Exercise description: Apart from the pictures, the listing is to be returned exactly.

===== Data to use

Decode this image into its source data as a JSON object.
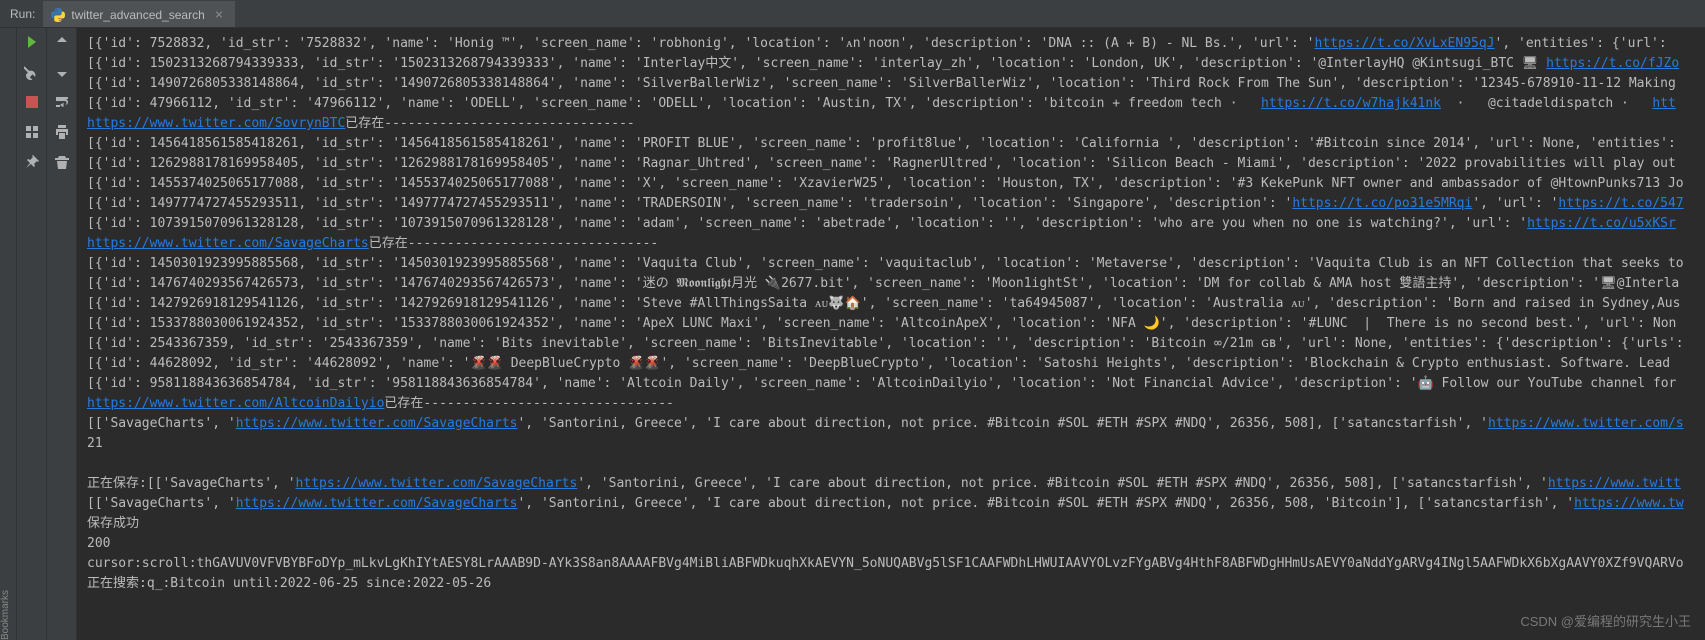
{
  "header": {
    "run_label": "Run:",
    "tab_name": "twitter_advanced_search"
  },
  "watermark": "CSDN @爱编程的研究生小王",
  "sidebar_label": "Bookmarks",
  "console": {
    "r1_a": "[{'id': 7528832, 'id_str': '7528832', 'name': 'Honig ™', 'screen_name': 'robhonig', 'location': 'ᴀn'noʊn', 'description': 'DNA :: (A + B) - NL Bs.', 'url': '",
    "r1_url": "https://t.co/XvLxEN95qJ",
    "r1_b": "', 'entities': {'url':",
    "r2_a": "[{'id': 1502313268794339333, 'id_str': '1502313268794339333', 'name': 'Interlay中文', 'screen_name': 'interlay_zh', 'location': 'London, UK', 'description': '@InterlayHQ @Kintsugi_BTC 🖥 ",
    "r2_url": "https://t.co/fJZo",
    "r3": "[{'id': 1490726805338148864, 'id_str': '1490726805338148864', 'name': 'SilverBallerWiz', 'screen_name': 'SilverBallerWiz', 'location': 'Third Rock From The Sun', 'description': '12345-678910-11-12 Making",
    "r4_a": "[{'id': 47966112, 'id_str': '47966112', 'name': 'ODELL', 'screen_name': 'ODELL', 'location': 'Austin, TX', 'description': 'bitcoin + freedom tech ·   ",
    "r4_url1": "https://t.co/w7hajk41nk",
    "r4_b": "  ·   @citadeldispatch ·   ",
    "r4_url2": "htt",
    "r5_url": "https://www.twitter.com/SovrynBTC",
    "r5_b": "已存在--------------------------------",
    "r6": "[{'id': 1456418561585418261, 'id_str': '1456418561585418261', 'name': 'PROFIT BLUE', 'screen_name': 'profit8lue', 'location': 'California ', 'description': '#Bitcoin since 2014', 'url': None, 'entities':",
    "r7": "[{'id': 1262988178169958405, 'id_str': '1262988178169958405', 'name': 'Ragnar_Uhtred', 'screen_name': 'RagnerUltred', 'location': 'Silicon Beach - Miami', 'description': '2022 provabilities will play out",
    "r8": "[{'id': 1455374025065177088, 'id_str': '1455374025065177088', 'name': 'X', 'screen_name': 'XzavierW25', 'location': 'Houston, TX', 'description': '#3 KekePunk NFT owner and ambassador of @HtownPunks713 Jo",
    "r9_a": "[{'id': 1497774727455293511, 'id_str': '1497774727455293511', 'name': 'TRADERSOIN', 'screen_name': 'tradersoin', 'location': 'Singapore', 'description': '",
    "r9_url1": "https://t.co/po31e5MRqi",
    "r9_b": "', 'url': '",
    "r9_url2": "https://t.co/547",
    "r10_a": "[{'id': 1073915070961328128, 'id_str': '1073915070961328128', 'name': 'adam', 'screen_name': 'abetrade', 'location': '', 'description': 'who are you when no one is watching?', 'url': '",
    "r10_url": "https://t.co/u5xKSr",
    "r11_url": "https://www.twitter.com/SavageCharts",
    "r11_b": "已存在--------------------------------",
    "r12": "[{'id': 1450301923995885568, 'id_str': '1450301923995885568', 'name': 'Vaquita Club', 'screen_name': 'vaquitaclub', 'location': 'Metaverse', 'description': 'Vaquita Club is an NFT Collection that seeks to",
    "r13": "[{'id': 1476740293567426573, 'id_str': '1476740293567426573', 'name': '迷の 𝕸𝖔𝖔𝖓𝖑𝖎𝖌𝖍𝖙月光 🔌2677.bit', 'screen_name': 'Moon1ightSt', 'location': 'DM for collab & AMA host 雙語主持', 'description': '🖥@Interla",
    "r14": "[{'id': 1427926918129541126, 'id_str': '1427926918129541126', 'name': 'Steve #AllThingsSaita ᴀᴜ🐺🏠', 'screen_name': 'ta64945087', 'location': 'Australia ᴀᴜ', 'description': 'Born and raised in Sydney,Aus",
    "r15": "[{'id': 1533788030061924352, 'id_str': '1533788030061924352', 'name': 'ApeX LUNC Maxi', 'screen_name': 'AltcoinApeX', 'location': 'NFA 🌙', 'description': '#LUNC  |  There is no second best.', 'url': Non",
    "r16": "[{'id': 2543367359, 'id_str': '2543367359', 'name': 'Bits inevitable', 'screen_name': 'BitsInevitable', 'location': '', 'description': 'Bitcoin ∞/21m ɢʙ', 'url': None, 'entities': {'description': {'urls':",
    "r17": "[{'id': 44628092, 'id_str': '44628092', 'name': '🌋🌋 DeepBlueCrypto 🌋🌋', 'screen_name': 'DeepBlueCrypto', 'location': 'Satoshi Heights', 'description': 'Blockchain & Crypto enthusiast. Software. Lead",
    "r18": "[{'id': 958118843636854784, 'id_str': '958118843636854784', 'name': 'Altcoin Daily', 'screen_name': 'AltcoinDailyio', 'location': 'Not Financial Advice', 'description': '🤖 Follow our YouTube channel for",
    "r19_url": "https://www.twitter.com/AltcoinDailyio",
    "r19_b": "已存在--------------------------------",
    "r20_a": "[['SavageCharts', '",
    "r20_url": "https://www.twitter.com/SavageCharts",
    "r20_b": "', 'Santorini, Greece', 'I care about direction, not price. #Bitcoin #SOL #ETH #SPX #NDQ', 26356, 508], ['satancstarfish', '",
    "r20_url2": "https://www.twitter.com/s",
    "r21": "21",
    "r22_a": "正在保存:[['SavageCharts', '",
    "r22_url": "https://www.twitter.com/SavageCharts",
    "r22_b": "', 'Santorini, Greece', 'I care about direction, not price. #Bitcoin #SOL #ETH #SPX #NDQ', 26356, 508], ['satancstarfish', '",
    "r22_url2": "https://www.twitt",
    "r23_a": "[['SavageCharts', '",
    "r23_url": "https://www.twitter.com/SavageCharts",
    "r23_b": "', 'Santorini, Greece', 'I care about direction, not price. #Bitcoin #SOL #ETH #SPX #NDQ', 26356, 508, 'Bitcoin'], ['satancstarfish', '",
    "r23_url2": "https://www.tw",
    "r24": "保存成功",
    "r25": "200",
    "r26": "cursor:scroll:thGAVUV0VFVBYBFoDYp_mLkvLgKhIYtAESY8LrAAAB9D-AYk3S8an8AAAAFBVg4MiBliABFWDkuqhXkAEVYN_5oNUQABVg5lSF1CAAFWDhLHWUIAAVYOLvzFYgABVg4HthF8ABFWDgHHmUsAEVY0aNddYgARVg4INgl5AAFWDkX6bXgAAVY0XZf9VQARVo",
    "r27": "正在搜索:q_:Bitcoin until:2022-06-25 since:2022-05-26"
  }
}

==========

Solved exercise:
Decode this image into its source data as a JSON object.
{
  "header": {
    "run_label": "Run:",
    "tab_name": "twitter_advanced_search"
  },
  "watermark": "CSDN @爱编程的研究生小王",
  "sidebar_label": "Bookmarks",
  "console": {
    "r1_a": "[{'id': 7528832, 'id_str': '7528832', 'name': 'Honig ™', 'screen_name': 'robhonig', 'location': 'ᴀn'noʊn', 'description': 'DNA :: (A + B) - NL Bs.', 'url': '",
    "r1_url": "https://t.co/XvLxEN95qJ",
    "r1_b": "', 'entities': {'url':",
    "r2_a": "[{'id': 1502313268794339333, 'id_str': '1502313268794339333', 'name': 'Interlay中文', 'screen_name': 'interlay_zh', 'location': 'London, UK', 'description': '@InterlayHQ @Kintsugi_BTC 🖥 ",
    "r2_url": "https://t.co/fJZo",
    "r3": "[{'id': 1490726805338148864, 'id_str': '1490726805338148864', 'name': 'SilverBallerWiz', 'screen_name': 'SilverBallerWiz', 'location': 'Third Rock From The Sun', 'description': '12345-678910-11-12 Making",
    "r4_a": "[{'id': 47966112, 'id_str': '47966112', 'name': 'ODELL', 'screen_name': 'ODELL', 'location': 'Austin, TX', 'description': 'bitcoin + freedom tech ·   ",
    "r4_url1": "https://t.co/w7hajk41nk",
    "r4_b": "  ·   @citadeldispatch ·   ",
    "r4_url2": "htt",
    "r5_url": "https://www.twitter.com/SovrynBTC",
    "r5_b": "已存在--------------------------------",
    "r6": "[{'id': 1456418561585418261, 'id_str': '1456418561585418261', 'name': 'PROFIT BLUE', 'screen_name': 'profit8lue', 'location': 'California ', 'description': '#Bitcoin since 2014', 'url': None, 'entities':",
    "r7": "[{'id': 1262988178169958405, 'id_str': '1262988178169958405', 'name': 'Ragnar_Uhtred', 'screen_name': 'RagnerUltred', 'location': 'Silicon Beach - Miami', 'description': '2022 provabilities will play out",
    "r8": "[{'id': 1455374025065177088, 'id_str': '1455374025065177088', 'name': 'X', 'screen_name': 'XzavierW25', 'location': 'Houston, TX', 'description': '#3 KekePunk NFT owner and ambassador of @HtownPunks713 Jo",
    "r9_a": "[{'id': 1497774727455293511, 'id_str': '1497774727455293511', 'name': 'TRADERSOIN', 'screen_name': 'tradersoin', 'location': 'Singapore', 'description': '",
    "r9_url1": "https://t.co/po31e5MRqi",
    "r9_b": "', 'url': '",
    "r9_url2": "https://t.co/547",
    "r10_a": "[{'id': 1073915070961328128, 'id_str': '1073915070961328128', 'name': 'adam', 'screen_name': 'abetrade', 'location': '', 'description': 'who are you when no one is watching?', 'url': '",
    "r10_url": "https://t.co/u5xKSr",
    "r11_url": "https://www.twitter.com/SavageCharts",
    "r11_b": "已存在--------------------------------",
    "r12": "[{'id': 1450301923995885568, 'id_str': '1450301923995885568', 'name': 'Vaquita Club', 'screen_name': 'vaquitaclub', 'location': 'Metaverse', 'description': 'Vaquita Club is an NFT Collection that seeks to",
    "r13": "[{'id': 1476740293567426573, 'id_str': '1476740293567426573', 'name': '迷の 𝕸𝖔𝖔𝖓𝖑𝖎𝖌𝖍𝖙月光 🔌2677.bit', 'screen_name': 'Moon1ightSt', 'location': 'DM for collab & AMA host 雙語主持', 'description': '🖥@Interla",
    "r14": "[{'id': 1427926918129541126, 'id_str': '1427926918129541126', 'name': 'Steve #AllThingsSaita ᴀᴜ🐺🏠', 'screen_name': 'ta64945087', 'location': 'Australia ᴀᴜ', 'description': 'Born and raised in Sydney,Aus",
    "r15": "[{'id': 1533788030061924352, 'id_str': '1533788030061924352', 'name': 'ApeX LUNC Maxi', 'screen_name': 'AltcoinApeX', 'location': 'NFA 🌙', 'description': '#LUNC  |  There is no second best.', 'url': Non",
    "r16": "[{'id': 2543367359, 'id_str': '2543367359', 'name': 'Bits inevitable', 'screen_name': 'BitsInevitable', 'location': '', 'description': 'Bitcoin ∞/21m ɢʙ', 'url': None, 'entities': {'description': {'urls':",
    "r17": "[{'id': 44628092, 'id_str': '44628092', 'name': '🌋🌋 DeepBlueCrypto 🌋🌋', 'screen_name': 'DeepBlueCrypto', 'location': 'Satoshi Heights', 'description': 'Blockchain & Crypto enthusiast. Software. Lead",
    "r18": "[{'id': 958118843636854784, 'id_str': '958118843636854784', 'name': 'Altcoin Daily', 'screen_name': 'AltcoinDailyio', 'location': 'Not Financial Advice', 'description': '🤖 Follow our YouTube channel for",
    "r19_url": "https://www.twitter.com/AltcoinDailyio",
    "r19_b": "已存在--------------------------------",
    "r20_a": "[['SavageCharts', '",
    "r20_url": "https://www.twitter.com/SavageCharts",
    "r20_b": "', 'Santorini, Greece', 'I care about direction, not price. #Bitcoin #SOL #ETH #SPX #NDQ', 26356, 508], ['satancstarfish', '",
    "r20_url2": "https://www.twitter.com/s",
    "r21": "21",
    "r22_a": "正在保存:[['SavageCharts', '",
    "r22_url": "https://www.twitter.com/SavageCharts",
    "r22_b": "', 'Santorini, Greece', 'I care about direction, not price. #Bitcoin #SOL #ETH #SPX #NDQ', 26356, 508], ['satancstarfish', '",
    "r22_url2": "https://www.twitt",
    "r23_a": "[['SavageCharts', '",
    "r23_url": "https://www.twitter.com/SavageCharts",
    "r23_b": "', 'Santorini, Greece', 'I care about direction, not price. #Bitcoin #SOL #ETH #SPX #NDQ', 26356, 508, 'Bitcoin'], ['satancstarfish', '",
    "r23_url2": "https://www.tw",
    "r24": "保存成功",
    "r25": "200",
    "r26": "cursor:scroll:thGAVUV0VFVBYBFoDYp_mLkvLgKhIYtAESY8LrAAAB9D-AYk3S8an8AAAAFBVg4MiBliABFWDkuqhXkAEVYN_5oNUQABVg5lSF1CAAFWDhLHWUIAAVYOLvzFYgABVg4HthF8ABFWDgHHmUsAEVY0aNddYgARVg4INgl5AAFWDkX6bXgAAVY0XZf9VQARVo",
    "r27": "正在搜索:q_:Bitcoin until:2022-06-25 since:2022-05-26"
  }
}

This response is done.